Lockdown 3: homeless to be left out in the cold
Calls for city to act as the government ‘abandons’ rough sleepers
08 January, 2021 — By Tom Foot
MORE than 200 people living on the cold Westminster streets are being denied emergency accommodation during the lockdown, campaigners have warned.
The council is under pressure to intervene after the government said it would not provide the same level of support to homeless people as it did last year.
Opposition group councillors are calling on City Hall to demand the “Everyone In” scheme is funded again.
Polly Neate, chief executive of Shelter, said: “During the first national lockdown the government recognised just how dangerous it is to be sleeping on the streets in the middle of a deadly pandemic and took an ‘Everyone In’ approach.
“We are now in a situation as bad, if not worse, than last March. The government must act urgently to direct councils to provide safe emergency accommodation to anyone who is at risk of sleeping rough.”
The Everyone In scheme is credited with saving lives and also helping many homeless people into permanent accommodation and also work.
It also allowed outreach teams to easily access the street population and give them regular health check-ups and check on their needs.
With night temperatures dropping to freezing, there are believed to be more than 200 people facing life on the street again now that the scheme has come to an end.
Labour’s housing lead Cllr Guthrie McKie said: “There is no doubt that this scheme saved lives in the first lockdown.
“Now in the midst of winter and a new highly transmissible Covid variant, rough sleepers have been abandoned by the government. Westminster Council must pressure Conservative ministers to reverse their decision.”
Labour councillor and Greater London Assembly candidate Rita Begum added: “This decision to not support rough sleepers as temperatures plummet and we face lockdown is disgraceful.”
It comes in the week Prince William helped prepare hot meals as he made a surprise visit to homelessness charity The Passage in Victoria.
The council spends £8million a year on supporting rough sleepers and commissions 400 supported housing bed spaces, an assessment centre and an overnight centre.
A council spokesperson said: “Despite our services coming under increased pressure since the start of the Covid-19 pandemic, our outreach teams have continued to offer around- the-clock support and protection for rough sleepers across Westminster.
“Since March 2020 we have worked with charity partners across the city to provide settled accommodation for more than 430 rough sleepers, many of which were initially moved off the streets and into temporary emergency accommodation during national lockdowns.

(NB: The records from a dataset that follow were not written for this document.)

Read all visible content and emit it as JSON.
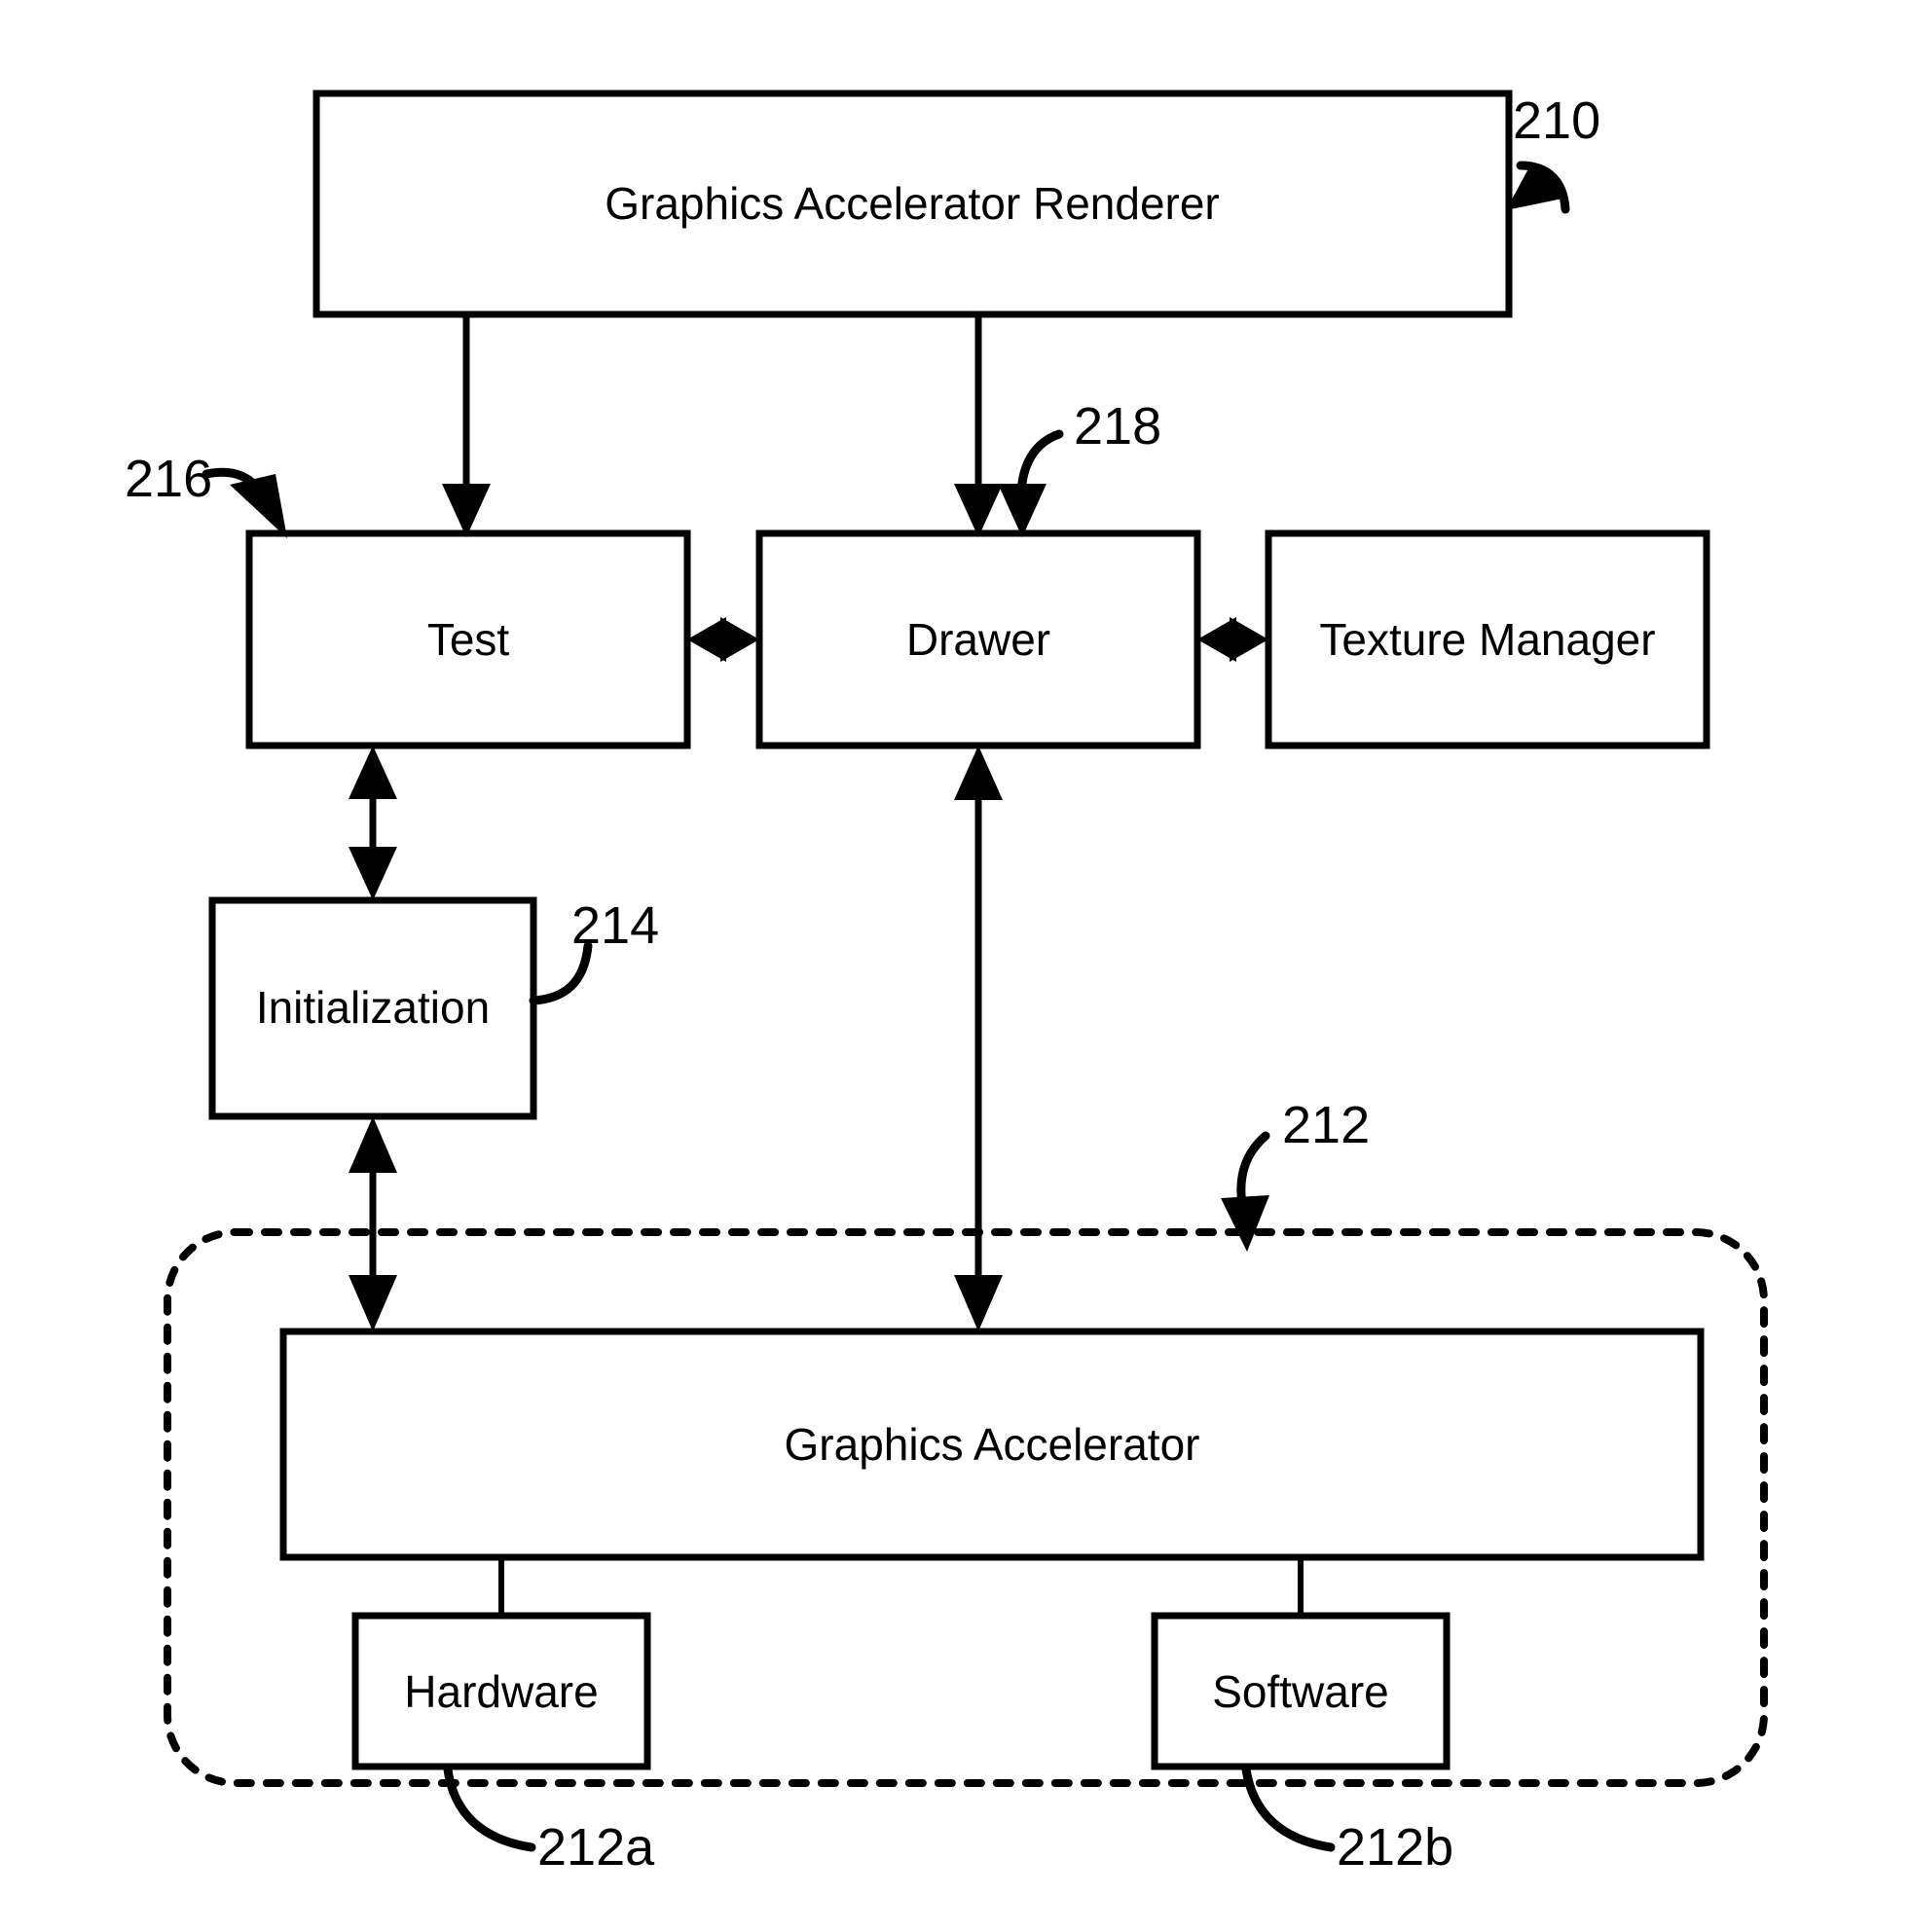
{
  "figure": {
    "type": "patent-block-diagram",
    "background_color": "#ffffff",
    "line_color": "#000000"
  },
  "blocks": {
    "renderer": {
      "label": "Graphics Accelerator Renderer",
      "ref": "210"
    },
    "test": {
      "label": "Test",
      "ref": "216"
    },
    "drawer": {
      "label": "Drawer",
      "ref": "218"
    },
    "texture_manager": {
      "label": "Texture Manager"
    },
    "initialization": {
      "label": "Initialization",
      "ref": "214"
    },
    "graphics_accelerator": {
      "label": "Graphics Accelerator",
      "ref": "212"
    },
    "hardware": {
      "label": "Hardware",
      "ref": "212a"
    },
    "software": {
      "label": "Software",
      "ref": "212b"
    }
  },
  "reference_numerals": {
    "renderer": "210",
    "accelerator_group": "212",
    "hardware": "212a",
    "software": "212b",
    "initialization": "214",
    "test": "216",
    "drawer": "218"
  }
}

During lockdown measures, our services have increased drastically to match demand and provide essential support, as well as to curb the spread of Covid-19. This includes the opening of additional donation hubs, assessment centres, and testing and treatment centres, as well as the organisation of rapid routes off the streets and into safe and secure accommodation.
“In severe weather conditions, the council will also continue to operate our SWEP [severe weather emergency protocol] process and will be able to quickly make the offer of accommodation to rough sleepers who wish to take it up.”